CHEP was formed to increase the awareness of the benefits of incorporating humanities within our education of physical therapy clinicians. Ethics and professionalism are founded in the humanities. With recognition of the importance of the patient experience and the need for therapeutic relationships with patients we sought to bring to ELC an educational session which fully illustrates the impact of art for enhancing understanding.
Methods and/or Description of Project
The Invisible Elephant Project is a project of THE BETES foundation1. THE BETES was born when Marina Tsaplina, who has lived with Type 1 since she was 2 years old, realized that the biomedical model of disease had taught her to relate to her diabetes as if it were a machine, and that this relationship did not serve her well-being. It provided only a partial picture, excluding the fundamental emotional reality that is inextricable from the illness experience; the subjective lived experience of chronic disease. A trained theater artist and puppeteer, she realized her artistic medium was uniquely suited to help bridge this critical gap, and that puppetry could help make the invisible, seen2.
The Invisible Elephant Project was developed through an online survey of close to 1000 people with Type 1 and Type 2 diabetes asking about how the possibility, or actual presence of physiological or psychological complications pervade the lives of people with diabetes. In depth phone interviews were done with 26 of the respondents and common themes from those personal accounts were incorporated into theatrical puppetry performances. The performance is followed by carefully facilitated discussions tailored to the needs of the specific audience2.
Diabetes is an increasingly common disease in the United States. It is suggested that 80% of the patients seen by physical therapists will have diabetes or pre-diabetes3. This patient population is therefore important to physical therapy education and we felt the presentation was relevant to all aspects of the curriculum.
Conclusions/Relevance to the conference theme: Through the Looking Glass: Transforming Physical Therapy Education

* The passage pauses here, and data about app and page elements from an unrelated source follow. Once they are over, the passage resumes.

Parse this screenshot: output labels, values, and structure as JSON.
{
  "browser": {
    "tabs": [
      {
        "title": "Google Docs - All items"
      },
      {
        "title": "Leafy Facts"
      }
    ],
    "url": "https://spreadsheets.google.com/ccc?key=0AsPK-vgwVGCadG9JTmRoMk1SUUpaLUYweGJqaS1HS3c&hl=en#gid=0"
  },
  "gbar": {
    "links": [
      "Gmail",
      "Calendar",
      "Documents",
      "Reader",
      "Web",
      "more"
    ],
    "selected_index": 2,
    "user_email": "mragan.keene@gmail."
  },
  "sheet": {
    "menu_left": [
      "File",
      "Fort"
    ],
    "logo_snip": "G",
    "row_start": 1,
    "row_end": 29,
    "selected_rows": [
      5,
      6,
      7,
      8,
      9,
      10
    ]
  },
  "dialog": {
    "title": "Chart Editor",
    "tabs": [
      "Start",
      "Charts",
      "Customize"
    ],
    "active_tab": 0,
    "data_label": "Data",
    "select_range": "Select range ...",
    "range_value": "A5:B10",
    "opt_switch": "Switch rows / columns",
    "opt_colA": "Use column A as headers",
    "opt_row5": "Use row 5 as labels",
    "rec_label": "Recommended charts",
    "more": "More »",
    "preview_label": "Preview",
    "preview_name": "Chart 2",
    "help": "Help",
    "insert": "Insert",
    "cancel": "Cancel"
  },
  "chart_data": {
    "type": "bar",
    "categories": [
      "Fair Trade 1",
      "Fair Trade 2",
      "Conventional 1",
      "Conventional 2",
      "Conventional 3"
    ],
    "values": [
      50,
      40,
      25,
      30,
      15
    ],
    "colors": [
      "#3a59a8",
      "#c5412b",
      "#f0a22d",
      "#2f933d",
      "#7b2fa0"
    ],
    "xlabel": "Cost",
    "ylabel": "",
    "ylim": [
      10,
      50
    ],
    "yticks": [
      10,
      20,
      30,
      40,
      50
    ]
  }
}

Humanities: Bringing art and evidence into PT education is a theme of the ELC 2017 and as the ACAPT Consortium for Humanities Ethics and Professionalism we hope to sponsor this educational offering which is provocative and transformative. Health promotion is a subtext of this presentation and it too is highly relevant to the education of future PTs.
THE BETES Invisible Elephant Project 1000Voices (bios)
Kirkness CS, Marcus RL, LaStayo PC, et al. Diabetes and associated risk factors in patients referred for
physical therapy in a national primary care electronic medical record database. Phys Ther. 2008;88:1408–
New appreciation of the sensitive, stigmatized and often misunderstood topic of diabetes complications.
New insight into strengthening communication between clinicians and patients and improving the therapeutic relationship
An appreciation of the power of art in evoking emotional understanding of patient lived experience.
Marina states “We utilize the unique tools of the performing arts - such as puppetry,
storytelling, and metaphor- to create artistic programming that shines a new light on people’s day-to-day experiences of chronic disease, allowing for individual discoveries and new realizations to emerge.”1
After an artistic performance there is an interactive facilitated discussion.
10 minutes- Introduction and orientation
25 minutes - Performance
15 minutes - Audience participation exercises
40 minutes- Facilitated discussion and Q& A